Lines from the records below that contain the word "JSON" are to be copied out.
[[ RECORDS SUPPLIED open ]]
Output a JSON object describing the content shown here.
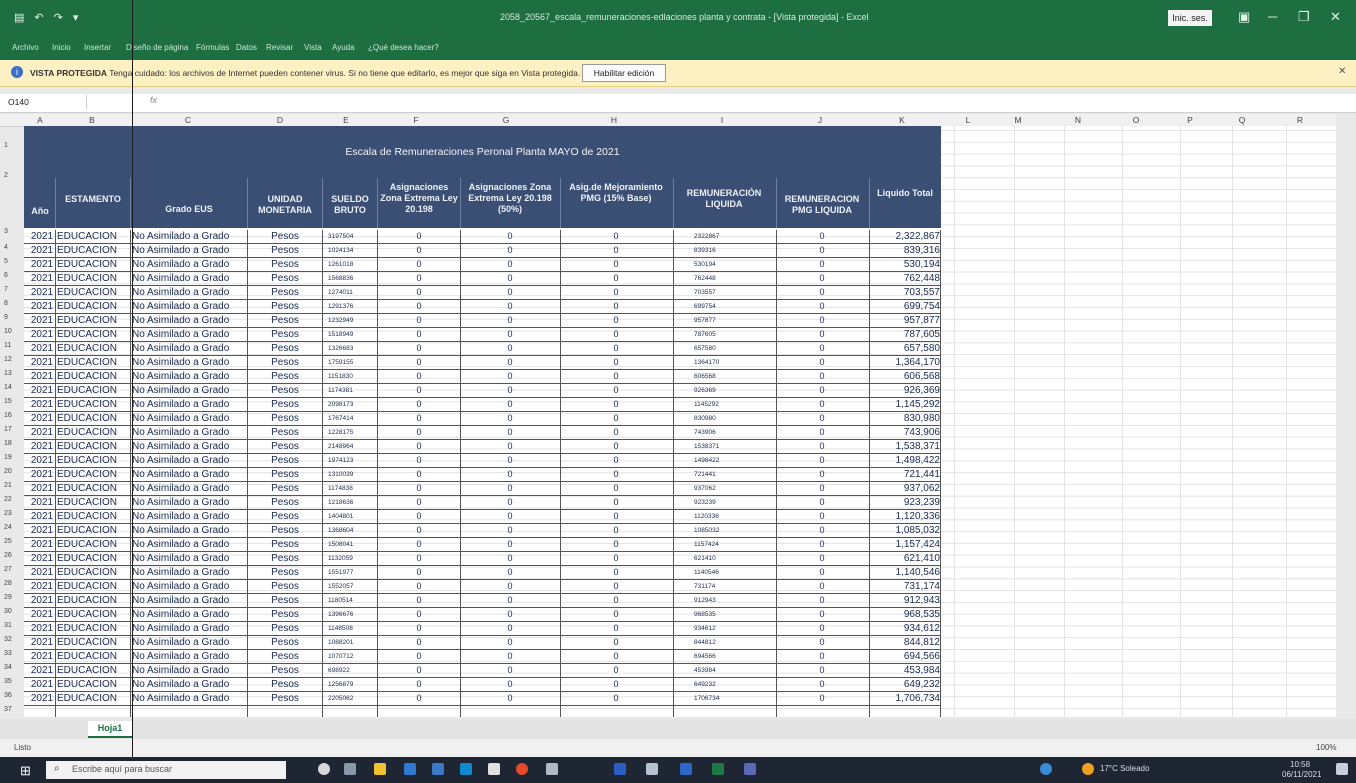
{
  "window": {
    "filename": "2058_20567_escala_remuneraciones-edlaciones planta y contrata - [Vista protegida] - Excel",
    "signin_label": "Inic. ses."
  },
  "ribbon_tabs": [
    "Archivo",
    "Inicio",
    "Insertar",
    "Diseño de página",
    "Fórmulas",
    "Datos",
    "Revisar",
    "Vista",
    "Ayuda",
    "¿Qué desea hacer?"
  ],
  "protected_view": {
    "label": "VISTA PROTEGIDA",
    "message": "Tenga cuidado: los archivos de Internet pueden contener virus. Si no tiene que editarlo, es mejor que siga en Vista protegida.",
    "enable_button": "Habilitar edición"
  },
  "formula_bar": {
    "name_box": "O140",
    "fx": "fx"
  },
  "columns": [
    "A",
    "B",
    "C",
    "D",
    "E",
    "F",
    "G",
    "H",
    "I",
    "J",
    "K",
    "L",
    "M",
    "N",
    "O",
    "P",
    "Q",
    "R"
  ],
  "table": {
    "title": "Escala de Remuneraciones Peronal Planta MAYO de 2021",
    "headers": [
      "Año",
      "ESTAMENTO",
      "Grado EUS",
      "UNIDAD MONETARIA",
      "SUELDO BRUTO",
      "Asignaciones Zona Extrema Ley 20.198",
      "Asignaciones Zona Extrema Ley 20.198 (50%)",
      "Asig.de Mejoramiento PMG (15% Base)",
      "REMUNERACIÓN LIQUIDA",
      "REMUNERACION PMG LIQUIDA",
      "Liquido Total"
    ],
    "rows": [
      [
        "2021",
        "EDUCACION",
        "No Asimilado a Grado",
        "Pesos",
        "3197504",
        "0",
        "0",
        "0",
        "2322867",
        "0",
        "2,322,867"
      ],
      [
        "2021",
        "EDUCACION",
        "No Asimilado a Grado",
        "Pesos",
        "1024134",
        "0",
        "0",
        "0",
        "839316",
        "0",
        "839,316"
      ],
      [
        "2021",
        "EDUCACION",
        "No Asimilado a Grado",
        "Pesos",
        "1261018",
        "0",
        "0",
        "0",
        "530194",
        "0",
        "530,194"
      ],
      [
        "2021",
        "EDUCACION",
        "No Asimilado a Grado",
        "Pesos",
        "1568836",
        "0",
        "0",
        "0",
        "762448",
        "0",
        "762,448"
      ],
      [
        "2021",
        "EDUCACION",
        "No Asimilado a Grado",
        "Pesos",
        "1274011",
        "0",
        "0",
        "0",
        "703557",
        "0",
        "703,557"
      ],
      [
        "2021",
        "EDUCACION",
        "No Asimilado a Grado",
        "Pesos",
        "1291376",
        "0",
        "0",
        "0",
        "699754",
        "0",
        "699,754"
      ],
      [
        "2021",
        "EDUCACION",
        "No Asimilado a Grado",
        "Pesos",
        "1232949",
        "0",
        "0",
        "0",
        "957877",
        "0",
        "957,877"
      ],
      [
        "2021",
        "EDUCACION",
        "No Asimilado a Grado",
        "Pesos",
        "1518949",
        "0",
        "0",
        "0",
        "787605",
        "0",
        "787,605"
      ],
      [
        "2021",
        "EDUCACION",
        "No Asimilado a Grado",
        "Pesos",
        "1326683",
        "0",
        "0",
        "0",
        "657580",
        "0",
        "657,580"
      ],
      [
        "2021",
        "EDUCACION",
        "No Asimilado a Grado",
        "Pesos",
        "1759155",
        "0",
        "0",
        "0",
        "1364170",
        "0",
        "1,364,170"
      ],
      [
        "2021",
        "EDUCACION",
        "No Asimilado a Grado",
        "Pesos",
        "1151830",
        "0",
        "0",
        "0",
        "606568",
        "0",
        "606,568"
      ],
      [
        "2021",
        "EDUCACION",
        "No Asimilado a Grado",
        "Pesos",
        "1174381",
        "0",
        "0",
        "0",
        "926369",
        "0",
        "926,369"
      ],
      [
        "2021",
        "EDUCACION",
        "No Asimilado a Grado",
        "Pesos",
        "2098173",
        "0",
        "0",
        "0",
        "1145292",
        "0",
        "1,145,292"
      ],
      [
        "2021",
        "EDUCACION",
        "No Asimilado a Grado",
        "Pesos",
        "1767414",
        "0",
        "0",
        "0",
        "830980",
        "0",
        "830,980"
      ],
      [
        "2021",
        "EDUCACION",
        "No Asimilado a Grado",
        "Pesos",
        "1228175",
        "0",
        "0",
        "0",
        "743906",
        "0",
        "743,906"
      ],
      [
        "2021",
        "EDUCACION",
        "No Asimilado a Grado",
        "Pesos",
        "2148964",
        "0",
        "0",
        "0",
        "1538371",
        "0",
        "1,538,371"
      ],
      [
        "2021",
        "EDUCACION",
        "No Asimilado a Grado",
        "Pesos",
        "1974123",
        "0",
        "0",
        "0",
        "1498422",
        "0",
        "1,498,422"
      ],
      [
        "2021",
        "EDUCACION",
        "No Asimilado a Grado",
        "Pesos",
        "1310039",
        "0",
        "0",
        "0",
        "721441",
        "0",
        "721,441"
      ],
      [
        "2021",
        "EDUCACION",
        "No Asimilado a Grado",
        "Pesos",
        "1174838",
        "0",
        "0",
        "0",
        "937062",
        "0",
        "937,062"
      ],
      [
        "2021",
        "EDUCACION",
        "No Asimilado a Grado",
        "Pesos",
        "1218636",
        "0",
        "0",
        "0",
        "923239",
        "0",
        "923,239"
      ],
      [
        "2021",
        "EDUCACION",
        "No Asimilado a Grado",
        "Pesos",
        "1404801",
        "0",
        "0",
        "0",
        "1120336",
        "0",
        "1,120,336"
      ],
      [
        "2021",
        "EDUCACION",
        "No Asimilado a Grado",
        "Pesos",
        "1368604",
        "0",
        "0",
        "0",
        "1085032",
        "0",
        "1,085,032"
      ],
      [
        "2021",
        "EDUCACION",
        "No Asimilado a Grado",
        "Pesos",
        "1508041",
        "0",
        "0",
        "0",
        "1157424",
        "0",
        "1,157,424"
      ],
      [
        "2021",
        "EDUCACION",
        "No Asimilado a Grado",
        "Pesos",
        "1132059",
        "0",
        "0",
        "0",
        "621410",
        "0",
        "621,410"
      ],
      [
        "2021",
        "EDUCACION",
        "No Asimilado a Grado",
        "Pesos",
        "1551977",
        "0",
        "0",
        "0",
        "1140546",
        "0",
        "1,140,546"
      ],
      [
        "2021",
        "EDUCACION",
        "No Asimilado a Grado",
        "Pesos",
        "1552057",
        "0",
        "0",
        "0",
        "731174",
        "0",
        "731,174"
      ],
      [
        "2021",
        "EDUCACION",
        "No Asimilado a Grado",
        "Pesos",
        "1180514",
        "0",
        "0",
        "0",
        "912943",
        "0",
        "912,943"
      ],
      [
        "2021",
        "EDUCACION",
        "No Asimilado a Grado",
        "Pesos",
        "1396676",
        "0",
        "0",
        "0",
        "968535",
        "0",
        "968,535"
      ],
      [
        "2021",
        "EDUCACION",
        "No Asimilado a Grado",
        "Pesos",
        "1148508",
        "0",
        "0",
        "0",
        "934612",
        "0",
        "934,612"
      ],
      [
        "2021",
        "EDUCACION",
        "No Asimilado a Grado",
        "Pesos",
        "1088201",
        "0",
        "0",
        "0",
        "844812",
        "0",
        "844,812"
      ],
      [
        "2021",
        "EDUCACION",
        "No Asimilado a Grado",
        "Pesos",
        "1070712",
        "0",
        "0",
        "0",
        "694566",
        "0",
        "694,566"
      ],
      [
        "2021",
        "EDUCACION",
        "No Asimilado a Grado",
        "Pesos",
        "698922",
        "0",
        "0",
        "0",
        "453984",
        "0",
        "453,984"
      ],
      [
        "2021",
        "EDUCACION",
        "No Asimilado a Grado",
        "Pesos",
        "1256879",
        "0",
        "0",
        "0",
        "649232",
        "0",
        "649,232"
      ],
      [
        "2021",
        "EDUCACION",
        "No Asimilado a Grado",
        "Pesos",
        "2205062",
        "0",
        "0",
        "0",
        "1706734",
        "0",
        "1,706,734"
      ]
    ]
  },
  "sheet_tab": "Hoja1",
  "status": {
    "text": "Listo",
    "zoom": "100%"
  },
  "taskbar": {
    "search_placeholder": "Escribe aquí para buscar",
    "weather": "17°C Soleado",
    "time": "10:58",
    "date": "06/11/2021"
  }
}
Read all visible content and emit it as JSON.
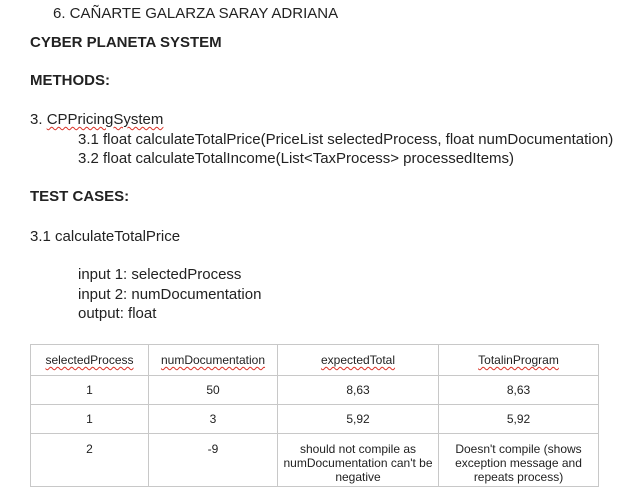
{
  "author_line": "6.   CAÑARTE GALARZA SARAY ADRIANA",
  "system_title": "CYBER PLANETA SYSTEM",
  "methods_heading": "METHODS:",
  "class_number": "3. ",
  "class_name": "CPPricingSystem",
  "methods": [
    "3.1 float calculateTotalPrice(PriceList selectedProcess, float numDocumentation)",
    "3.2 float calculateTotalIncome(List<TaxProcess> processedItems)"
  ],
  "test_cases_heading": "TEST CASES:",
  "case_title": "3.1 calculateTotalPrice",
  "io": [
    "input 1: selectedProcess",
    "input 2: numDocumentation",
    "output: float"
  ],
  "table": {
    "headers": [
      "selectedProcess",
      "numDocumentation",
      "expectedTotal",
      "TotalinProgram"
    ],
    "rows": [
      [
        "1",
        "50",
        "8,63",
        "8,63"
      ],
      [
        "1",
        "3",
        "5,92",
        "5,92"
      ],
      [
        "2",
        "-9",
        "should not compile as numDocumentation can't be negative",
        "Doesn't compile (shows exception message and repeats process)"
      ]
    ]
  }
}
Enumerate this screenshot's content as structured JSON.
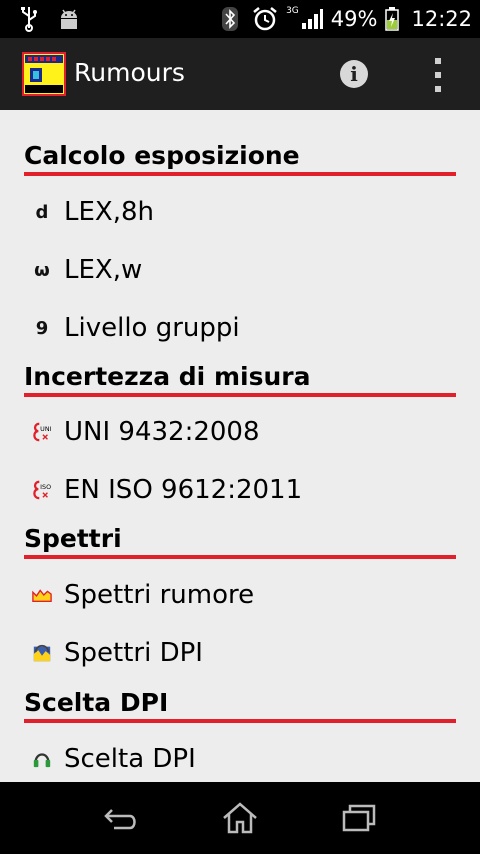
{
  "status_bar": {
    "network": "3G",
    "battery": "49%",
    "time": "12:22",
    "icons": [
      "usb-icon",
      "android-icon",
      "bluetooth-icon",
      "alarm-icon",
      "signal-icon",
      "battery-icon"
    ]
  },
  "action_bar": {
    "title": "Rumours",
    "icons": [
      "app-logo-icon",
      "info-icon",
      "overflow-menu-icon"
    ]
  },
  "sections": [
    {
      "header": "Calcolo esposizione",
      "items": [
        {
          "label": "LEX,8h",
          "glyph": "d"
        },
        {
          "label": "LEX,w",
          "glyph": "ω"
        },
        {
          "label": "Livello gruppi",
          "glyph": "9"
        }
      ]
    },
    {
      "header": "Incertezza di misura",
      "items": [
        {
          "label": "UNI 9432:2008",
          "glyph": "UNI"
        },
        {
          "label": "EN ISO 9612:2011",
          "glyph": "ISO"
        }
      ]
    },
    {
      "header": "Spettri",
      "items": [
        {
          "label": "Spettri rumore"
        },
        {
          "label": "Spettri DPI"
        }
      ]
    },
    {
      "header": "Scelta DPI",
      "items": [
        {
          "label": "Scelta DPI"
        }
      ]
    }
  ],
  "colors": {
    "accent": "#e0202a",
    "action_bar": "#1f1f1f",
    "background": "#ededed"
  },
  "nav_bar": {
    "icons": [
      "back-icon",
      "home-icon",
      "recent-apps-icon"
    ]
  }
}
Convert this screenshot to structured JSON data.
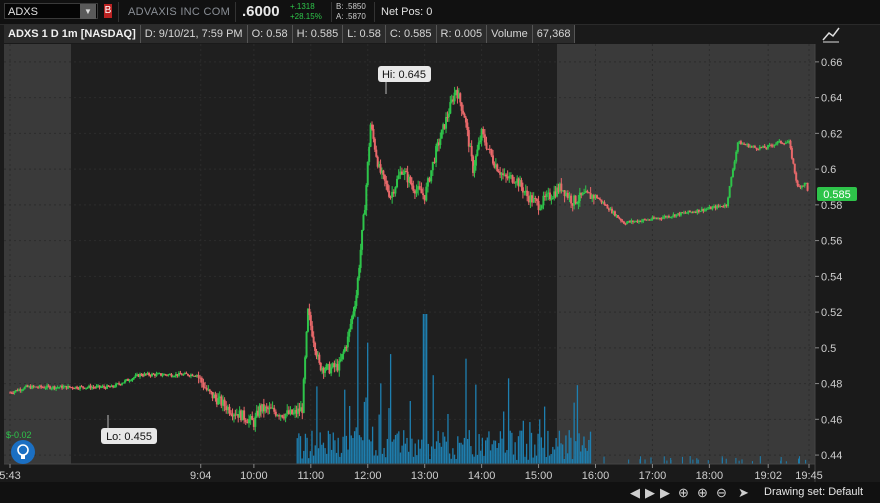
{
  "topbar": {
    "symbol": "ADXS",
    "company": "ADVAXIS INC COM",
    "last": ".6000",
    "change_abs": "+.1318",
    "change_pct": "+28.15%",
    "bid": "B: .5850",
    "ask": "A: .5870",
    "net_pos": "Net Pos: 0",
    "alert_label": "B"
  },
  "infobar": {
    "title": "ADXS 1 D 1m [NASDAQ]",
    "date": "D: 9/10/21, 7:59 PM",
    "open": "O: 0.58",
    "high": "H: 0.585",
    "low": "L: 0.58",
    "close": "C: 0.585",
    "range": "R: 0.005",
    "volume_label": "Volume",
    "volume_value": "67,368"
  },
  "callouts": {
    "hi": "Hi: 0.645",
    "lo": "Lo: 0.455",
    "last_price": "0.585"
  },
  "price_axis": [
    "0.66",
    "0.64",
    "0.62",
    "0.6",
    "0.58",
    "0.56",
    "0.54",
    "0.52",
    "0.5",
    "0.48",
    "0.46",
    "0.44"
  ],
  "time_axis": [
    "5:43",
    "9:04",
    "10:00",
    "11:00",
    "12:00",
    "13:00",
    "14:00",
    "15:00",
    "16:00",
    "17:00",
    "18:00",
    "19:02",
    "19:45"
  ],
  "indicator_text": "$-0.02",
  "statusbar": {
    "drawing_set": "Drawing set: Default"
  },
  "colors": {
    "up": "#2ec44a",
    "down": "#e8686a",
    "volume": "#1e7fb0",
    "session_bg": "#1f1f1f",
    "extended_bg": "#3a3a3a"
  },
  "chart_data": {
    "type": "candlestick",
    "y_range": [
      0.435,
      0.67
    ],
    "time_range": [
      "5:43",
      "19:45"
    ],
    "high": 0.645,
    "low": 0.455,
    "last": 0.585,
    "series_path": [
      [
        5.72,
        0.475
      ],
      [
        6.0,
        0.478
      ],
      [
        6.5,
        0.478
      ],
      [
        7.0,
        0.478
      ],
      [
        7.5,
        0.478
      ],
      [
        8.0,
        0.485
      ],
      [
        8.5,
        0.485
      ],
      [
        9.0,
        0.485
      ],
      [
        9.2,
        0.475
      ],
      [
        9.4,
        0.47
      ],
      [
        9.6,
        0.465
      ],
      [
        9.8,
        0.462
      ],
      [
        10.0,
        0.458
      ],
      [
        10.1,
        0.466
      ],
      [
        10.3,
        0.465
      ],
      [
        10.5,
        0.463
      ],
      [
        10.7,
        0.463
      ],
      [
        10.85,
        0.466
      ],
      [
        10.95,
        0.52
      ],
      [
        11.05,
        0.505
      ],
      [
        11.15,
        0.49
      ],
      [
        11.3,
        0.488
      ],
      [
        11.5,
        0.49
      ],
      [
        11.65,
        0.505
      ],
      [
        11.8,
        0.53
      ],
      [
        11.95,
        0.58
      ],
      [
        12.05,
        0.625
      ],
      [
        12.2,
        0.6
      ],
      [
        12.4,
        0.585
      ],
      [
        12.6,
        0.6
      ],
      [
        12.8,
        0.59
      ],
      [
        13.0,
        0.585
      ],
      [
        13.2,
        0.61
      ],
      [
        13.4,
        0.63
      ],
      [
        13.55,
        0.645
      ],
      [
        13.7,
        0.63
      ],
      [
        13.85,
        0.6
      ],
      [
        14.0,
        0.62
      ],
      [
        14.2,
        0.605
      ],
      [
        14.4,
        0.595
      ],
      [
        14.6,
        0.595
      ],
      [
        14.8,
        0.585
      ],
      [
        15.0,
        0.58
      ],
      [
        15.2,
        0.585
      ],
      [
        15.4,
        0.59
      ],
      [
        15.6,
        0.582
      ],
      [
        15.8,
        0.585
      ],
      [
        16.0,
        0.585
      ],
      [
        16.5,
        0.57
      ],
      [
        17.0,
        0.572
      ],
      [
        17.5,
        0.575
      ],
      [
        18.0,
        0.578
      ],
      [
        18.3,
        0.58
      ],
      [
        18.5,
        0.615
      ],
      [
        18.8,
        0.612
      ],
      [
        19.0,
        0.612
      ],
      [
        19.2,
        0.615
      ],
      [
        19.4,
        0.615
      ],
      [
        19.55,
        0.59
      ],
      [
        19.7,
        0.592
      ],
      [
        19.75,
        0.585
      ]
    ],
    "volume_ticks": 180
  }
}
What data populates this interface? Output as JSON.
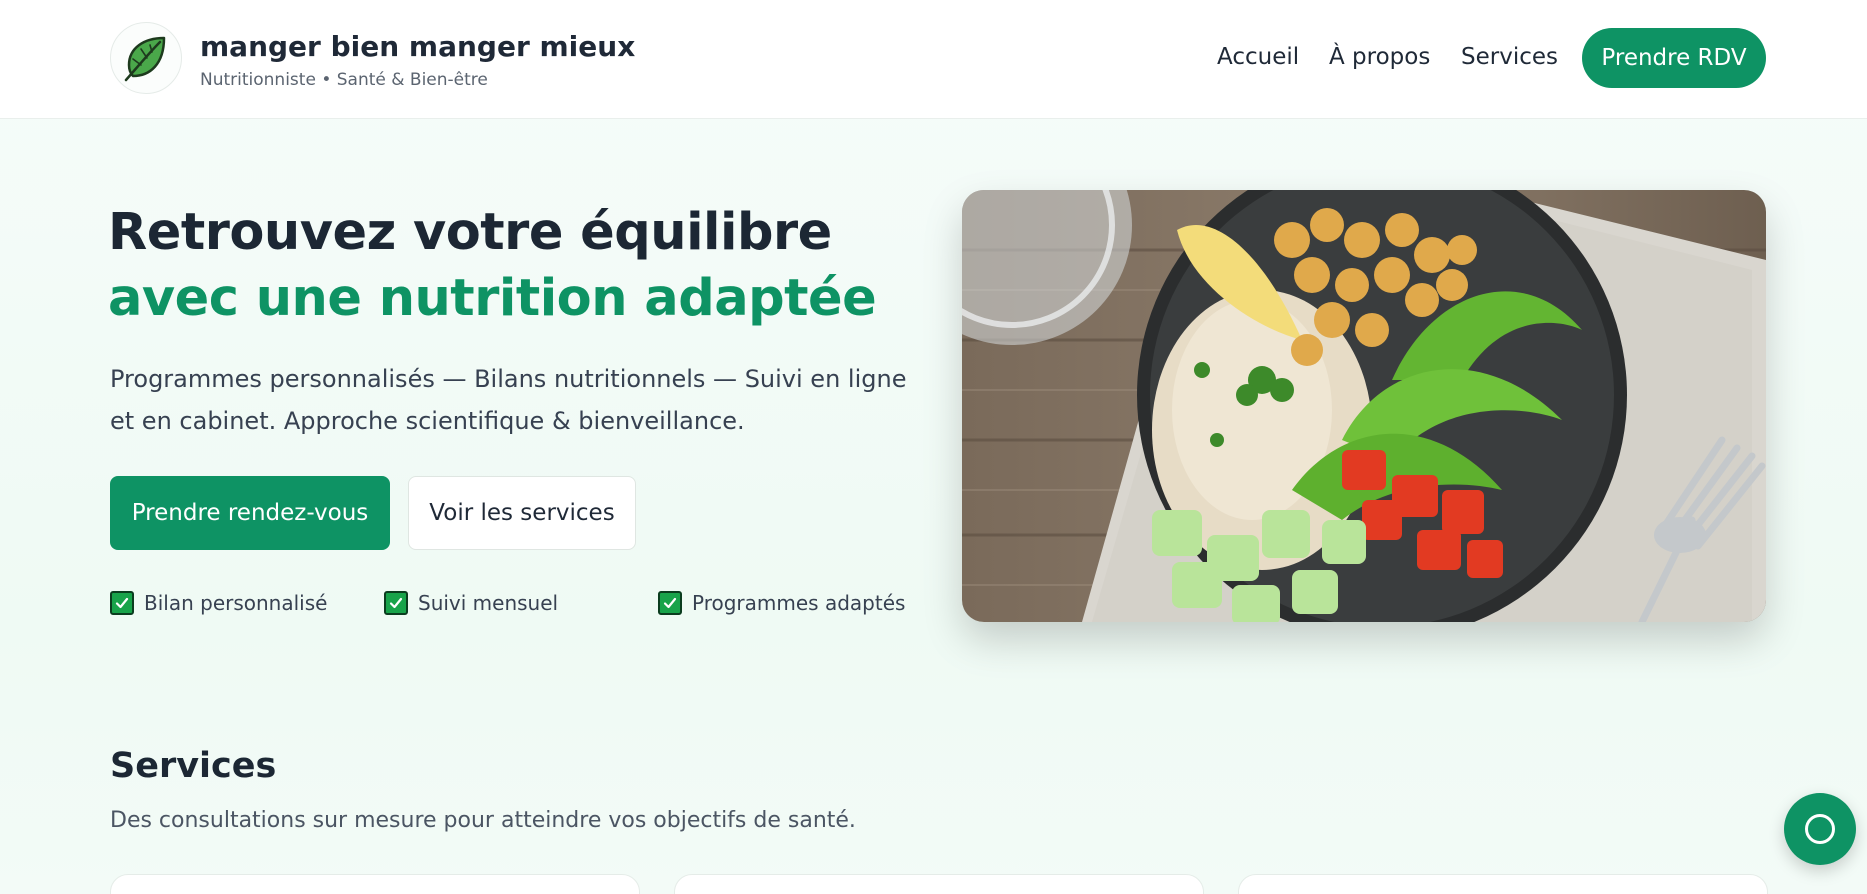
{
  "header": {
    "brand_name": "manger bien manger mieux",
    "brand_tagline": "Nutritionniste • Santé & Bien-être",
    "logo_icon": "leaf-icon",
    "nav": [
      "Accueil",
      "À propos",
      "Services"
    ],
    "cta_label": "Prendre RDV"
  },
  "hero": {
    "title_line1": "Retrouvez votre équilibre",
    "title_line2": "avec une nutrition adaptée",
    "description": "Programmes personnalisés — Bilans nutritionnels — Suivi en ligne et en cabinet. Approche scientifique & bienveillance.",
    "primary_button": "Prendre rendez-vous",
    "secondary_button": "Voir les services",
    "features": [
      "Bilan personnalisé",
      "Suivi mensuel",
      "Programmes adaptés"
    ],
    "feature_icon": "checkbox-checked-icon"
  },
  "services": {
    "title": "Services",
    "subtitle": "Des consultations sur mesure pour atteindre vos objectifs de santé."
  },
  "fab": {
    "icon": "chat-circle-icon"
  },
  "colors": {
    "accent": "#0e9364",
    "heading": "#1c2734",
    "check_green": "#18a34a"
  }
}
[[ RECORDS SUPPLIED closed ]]
• **TASK OUTPUT**:
Output a JSON object describing the content shown here.
Read all visible content and emit it as JSON.
Enumerate this screenshot's content as structured JSON.
Convert this screenshot to structured JSON data.
What data populates this interface? Output as JSON.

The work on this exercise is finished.